Five patients with chorea successfully treated with carbamazepine at plasma levels of 6.5 - 8.8 mcg/ml are reported from the Dept of Pediatrics, Child Neurology and EEG Service, Hospital Infantil Vall d’Hebron, Autonomous University, Barcelona, Spain. The cause of the chorea was streptococcal infection in 2, post-head injury (1), and unknown in 2. Therapy was continued for 3 to 36 months; it was discontinued in 1 because of an allergic cutaneous rash. [1]

COMMENT. Prednisone has also been advocated in the treatment of Sydenham’s chorea. Kelts and Harrison, reporting at the recent 17th annual meeting Child Neurology Society in Halifax, found predisone beneficial in 9 cases; an initial average dose of 1.8 mg/kg/day begun within 2 weeks of onset of chorea was tapered over 2 to 6 months.

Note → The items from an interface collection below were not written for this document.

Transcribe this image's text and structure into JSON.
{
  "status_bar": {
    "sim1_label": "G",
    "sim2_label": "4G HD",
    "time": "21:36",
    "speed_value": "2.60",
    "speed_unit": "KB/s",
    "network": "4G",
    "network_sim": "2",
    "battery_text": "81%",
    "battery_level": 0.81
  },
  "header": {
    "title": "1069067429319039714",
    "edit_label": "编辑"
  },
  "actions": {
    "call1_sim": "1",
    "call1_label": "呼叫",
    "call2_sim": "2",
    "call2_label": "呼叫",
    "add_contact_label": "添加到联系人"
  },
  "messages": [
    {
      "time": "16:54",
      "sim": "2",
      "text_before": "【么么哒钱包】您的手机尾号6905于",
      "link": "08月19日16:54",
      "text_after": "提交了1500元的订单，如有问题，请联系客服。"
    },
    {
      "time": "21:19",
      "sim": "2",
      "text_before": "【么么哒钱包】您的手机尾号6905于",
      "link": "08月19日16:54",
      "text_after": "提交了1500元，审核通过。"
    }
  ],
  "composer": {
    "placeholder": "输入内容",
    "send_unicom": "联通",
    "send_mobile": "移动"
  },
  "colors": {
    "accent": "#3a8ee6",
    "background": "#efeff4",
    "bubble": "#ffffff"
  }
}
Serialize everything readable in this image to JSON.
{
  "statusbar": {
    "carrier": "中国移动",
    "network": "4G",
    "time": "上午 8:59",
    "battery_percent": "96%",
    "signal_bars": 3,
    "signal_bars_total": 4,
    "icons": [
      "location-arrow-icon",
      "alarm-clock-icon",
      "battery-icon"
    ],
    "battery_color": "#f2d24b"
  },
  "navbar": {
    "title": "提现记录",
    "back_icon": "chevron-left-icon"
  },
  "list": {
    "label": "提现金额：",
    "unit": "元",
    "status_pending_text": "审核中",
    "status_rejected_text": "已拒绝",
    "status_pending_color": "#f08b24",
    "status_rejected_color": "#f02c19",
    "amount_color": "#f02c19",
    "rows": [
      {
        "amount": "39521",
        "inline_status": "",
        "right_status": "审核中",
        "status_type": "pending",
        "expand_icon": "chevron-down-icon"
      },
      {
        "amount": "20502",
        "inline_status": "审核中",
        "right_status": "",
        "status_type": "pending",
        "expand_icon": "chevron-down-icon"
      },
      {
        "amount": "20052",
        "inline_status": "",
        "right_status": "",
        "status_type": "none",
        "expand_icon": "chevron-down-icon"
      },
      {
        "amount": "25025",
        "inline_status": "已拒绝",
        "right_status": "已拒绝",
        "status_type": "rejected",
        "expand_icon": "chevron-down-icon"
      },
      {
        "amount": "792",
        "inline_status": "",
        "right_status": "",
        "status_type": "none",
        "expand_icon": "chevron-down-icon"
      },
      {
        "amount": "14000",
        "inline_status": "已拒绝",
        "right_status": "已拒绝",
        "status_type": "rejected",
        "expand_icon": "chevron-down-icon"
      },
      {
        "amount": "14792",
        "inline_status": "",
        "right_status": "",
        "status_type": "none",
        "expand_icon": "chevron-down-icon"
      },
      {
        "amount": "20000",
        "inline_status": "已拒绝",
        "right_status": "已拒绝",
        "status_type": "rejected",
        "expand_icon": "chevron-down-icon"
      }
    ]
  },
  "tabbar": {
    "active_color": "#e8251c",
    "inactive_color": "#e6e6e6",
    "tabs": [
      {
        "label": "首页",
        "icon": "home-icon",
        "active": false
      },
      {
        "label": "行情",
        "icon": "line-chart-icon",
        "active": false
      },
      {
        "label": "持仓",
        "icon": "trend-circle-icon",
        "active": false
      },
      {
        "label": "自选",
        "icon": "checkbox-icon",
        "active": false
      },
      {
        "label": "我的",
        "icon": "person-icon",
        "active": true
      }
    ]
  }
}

Despite the self-limiting nature of the involuntary movements, they are frequently incapacitating and warrant treatment. If low to moderate doses of phenobarbital are ineffective, a trial of carbamazepine appears to be worthwhile, and predisone in resistant cases. Paradoxically, choreoathetosis or dystonia may occur as a side-effect of carbamazepine treatment in epileptic patients.